Fabio Capello gave no assurances to John Terry yesterday that he would remain the England captain – even hinting he would make a temporary appointment while he makes up his mind. In an uncompromising mood, the England manager said that all his players would be subject to a character assessment and none of them could take anything for granted.
Capello was in Zagreb to agree England's qualifying fixtures for the 2010 World Cup and, in only his second official appearance since getting the job, made it abundantly clear that the age of the big-name reputations in the England team was over. There were no promises David Beckham would win his 100th England cap in the friendly against Switzerland on 6 February and barely did Capello praise an individual player. In fact, his only specific comment about the games he has watched in England thus far was that he was impressed with the standard of refereeing.

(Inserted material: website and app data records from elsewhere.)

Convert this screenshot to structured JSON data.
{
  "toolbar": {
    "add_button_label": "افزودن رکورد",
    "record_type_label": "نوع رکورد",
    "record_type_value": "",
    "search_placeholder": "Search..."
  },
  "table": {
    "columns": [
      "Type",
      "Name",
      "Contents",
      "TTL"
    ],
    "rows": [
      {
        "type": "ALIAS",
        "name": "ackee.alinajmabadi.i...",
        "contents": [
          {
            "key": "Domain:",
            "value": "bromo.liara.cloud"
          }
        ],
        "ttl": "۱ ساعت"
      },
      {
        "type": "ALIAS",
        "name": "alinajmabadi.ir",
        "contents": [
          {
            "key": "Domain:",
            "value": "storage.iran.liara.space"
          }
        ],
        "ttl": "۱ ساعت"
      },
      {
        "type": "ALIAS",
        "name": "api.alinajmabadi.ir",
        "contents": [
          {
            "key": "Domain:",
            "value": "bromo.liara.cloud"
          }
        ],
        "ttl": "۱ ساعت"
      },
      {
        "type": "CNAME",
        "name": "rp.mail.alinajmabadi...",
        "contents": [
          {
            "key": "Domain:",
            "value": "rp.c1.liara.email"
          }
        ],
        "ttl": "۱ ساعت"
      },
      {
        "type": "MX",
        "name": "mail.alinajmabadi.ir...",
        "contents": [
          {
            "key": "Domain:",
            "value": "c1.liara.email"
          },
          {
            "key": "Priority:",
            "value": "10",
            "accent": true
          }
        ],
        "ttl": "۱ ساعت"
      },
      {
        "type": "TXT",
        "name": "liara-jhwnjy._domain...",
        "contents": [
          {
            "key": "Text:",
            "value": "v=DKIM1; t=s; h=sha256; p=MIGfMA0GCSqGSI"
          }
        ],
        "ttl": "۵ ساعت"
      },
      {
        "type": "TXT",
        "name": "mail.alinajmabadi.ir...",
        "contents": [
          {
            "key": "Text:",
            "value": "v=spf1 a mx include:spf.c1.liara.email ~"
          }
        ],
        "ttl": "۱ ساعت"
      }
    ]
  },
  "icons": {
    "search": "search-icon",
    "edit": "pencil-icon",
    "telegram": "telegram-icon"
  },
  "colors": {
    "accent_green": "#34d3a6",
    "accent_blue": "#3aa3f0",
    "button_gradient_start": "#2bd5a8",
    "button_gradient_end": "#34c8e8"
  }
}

The Italian had come straight from a seven-hour meeting with officials from the federations of England's Group Six opponents – Croatia, Ukraine, Belarus, Kazakhstan and Andorra – in which he negotiated to play Croatia in September this year and next year. Capello wanted that because, he said, he believed English players were at their freshest in that month.
While Capello felt that he had won the day on the fixtures he was not prepared to give his senior players any reassurance. He said he would not be meeting the players, either individually or in groups, before the squad convenes on 4 February for the first match next month. "I am accustomed to meeting managers," he said, "although there might be an exception if a player is injured."
The new England manager's no-nonsense approach is a welcome departure from the old pals' act of previous regimes – and he is taking nothing for granted. On Terry's position he said: "The captaincy is a very important decision. The captain issue is a very important one for England. There are many things I have to evaluate and I must come up with the choice that is right.
"A captain must be a leader, someone who carries the team, somebody that in every moment is important for the team. I am evaluating whether to decide on a definitive captain, or to appoint a provisional captain. First I have to know the candidates well. Please don't take this is as indecision. I want to get to know the players well."
The 61-year-old Capello gave his answers through an interpreter but understood the majority of the questions in English. Nevertheless, he kept the superlatives to a minimum. On Beckham's future, he was non-committal. "We still have time to decide. He is important for England and can still give a lot, but all the players are equally important. I consider them all on the same level. A manager has feelings, but first and foremost he has to take decisions."
There will be five friendlies – including the Switzerland match and meeting France in Paris – before September's qualifying games against Andorra and Croatia away. The 10-day squad meeting in May, which includes two friendlies, will be crucial for Capello to get to know his players. There are free Saturdays before the home games against Ukraine and Croatia that could also be used for friendlies.
Evident from Capello's words was his desire to get to know the England players before he makes any long-term decisions. He may not be a man who kowtows to the big names but he is a student of footballers and their characters. He said that some aspects of English football had "gone beyond my expectations" while others had "perplexed" him. Although he declined to name the latter, it is worth remembering that he has visited Kenilworth Road this month.
"There are two main things I want for the five friendlies: first to try to create a team and second to try to discover new players who can be integrated into the group," Capello said. "The team I want is in my head, taking into account what I have seen so far, and the England games I have watched. But to have an idea of what I can achieve, I first need to know the players well – not only their characteristics with the ball but their tactical sense."
On the question of the bad behaviour of high-profile players, Capello said that footballers should be "an example to the young", although it is not thought that he had Joey Barton in mind. He also said that the England job was bigger than managing Real Madrid – "I was accustomed to the great pressure that comes with Real Madrid but Madrid was a club – this is a whole nation."
And he liked English referees because they "whistle so little compared to the rest of Europe".
Road to South Africa
6 Sept: Andorra (a)
10 Sept: Croatia (a)
11 Oct: Kazakhstan (h)
15 Oct: Belarus (a)
1 April: Ukraine (h)
6 June: Kazakhstan (a)
10 June: Andorra (h)
9 Sept: Croatia (h)
10 Oct: Ukraine (a)
14 Oct: Belarus (h)
For Sam Wallace's discussion of England's World Cup qualifying fixtures go to blogs.independent.co.uk/extratime/